A large percentage of the Malagasy population lives as subsistence farmers and it's simply to feed their families and have their kids grow up correctly, etc. In Madagascar, since it's this massive patchwork, the frog species can change 60% by going across a river divide or in a different type of habitat, and hence in Madagascar the strategy of saving large blocks, it doesn't work because there are very few large blocks that remain, first off, and second because of this patchwork you, in order to save biodiversity, you have to know what's in it, and focus on those organisms. So now to come back to your question, for example mouse lemurs these are these cute little primates that weigh less than 60 grams, they fit in the palm of your hand and when they bite you they don't have enough strength to even break the skin, just cute little things.

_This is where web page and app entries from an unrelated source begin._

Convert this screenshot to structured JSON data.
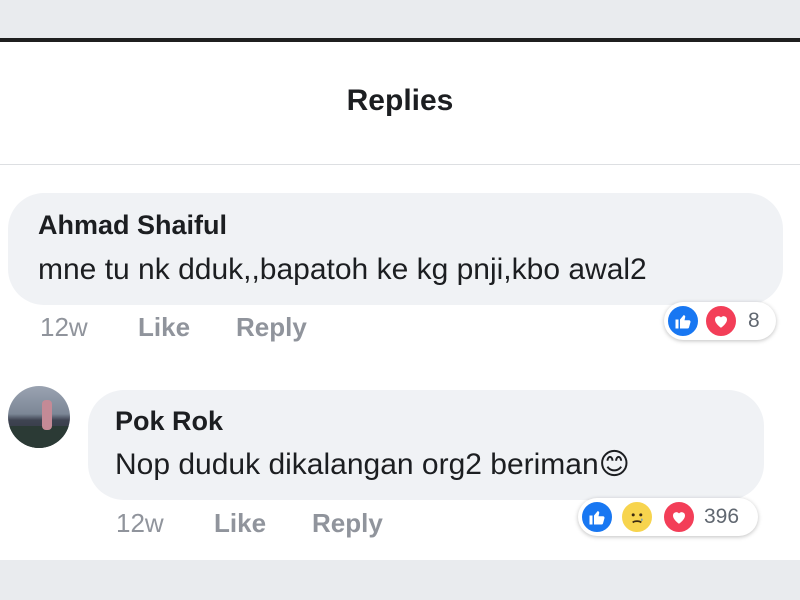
{
  "header": {
    "title": "Replies"
  },
  "comments": [
    {
      "author": "Ahmad Shaiful",
      "text": "mne tu nk dduk,,bapatoh ke kg pnji,kbo awal2",
      "time": "12w",
      "like_label": "Like",
      "reply_label": "Reply",
      "reactions": {
        "types": [
          "like",
          "love"
        ],
        "count": "8"
      }
    },
    {
      "author": "Pok Rok",
      "text": "Nop duduk dikalangan org2 beriman😊",
      "time": "12w",
      "like_label": "Like",
      "reply_label": "Reply",
      "reactions": {
        "types": [
          "like",
          "sad",
          "love"
        ],
        "count": "396"
      }
    }
  ],
  "colors": {
    "like": "#1877f2",
    "love": "#f33e58",
    "sad": "#f7d44e",
    "bubble": "#f0f2f5",
    "meta_text": "#90949c"
  }
}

And until 2000 there was only two species that were described. We're now up to 25 species, and by having this fine-level data you can actually understand the types of programs, as far as protection of forest blocks, different management programs for forests etc. to protect these symbolic species, these key species fests are called for biodiversity. How do you see the future then of conservation in Madagascar?

Until the social political economic problems are resolved, it's some level putting a Band-Aid on a festering wound, but you know the reason that we continue to do what we do is to make sure that there will be many Malagasy biologists that have the knowledge and the capacity to properly guide their country once they're given the power to do that. So, you've talked a lot about the work that you've done in Madagascar and the programs that you've helped establish there, and I think it's kind of an understatement to say that you've had a major impact on our understanding of that island. But you don't keep normal work hours.

It's not like you get in, you work your 9 to 5, and you go home. You do get in here awfully early in the morning. That early morning before the sun comes up, there's a perfect time to have a strong cup of coffee and just sit in front of a computer and type.

So you get in at around 3:00, 3:30 in the morning. Yeah about 3:00, 3:30. I don't even - I don't know the last time I saw that hour of the day.

Well, maybe going home after a night out. Well, I think you - I don't have that much of a social life What is your your sage advice for people who might not - they maybe haven't found that part of what they're interested in yet? So, example - my son's friends come over and they say "So, what's your work?" And I say, "Work, so I actually work?" And I don't.

It's just completely absorbed in passion. So my advice would be to try to find the things in your life, or lives of people, that bring up that passion and is 100% engaging to advance in what you do. and then you can sleep four hours a night and publish 500 papers in 30 years That actually happened That's true It still has brains on it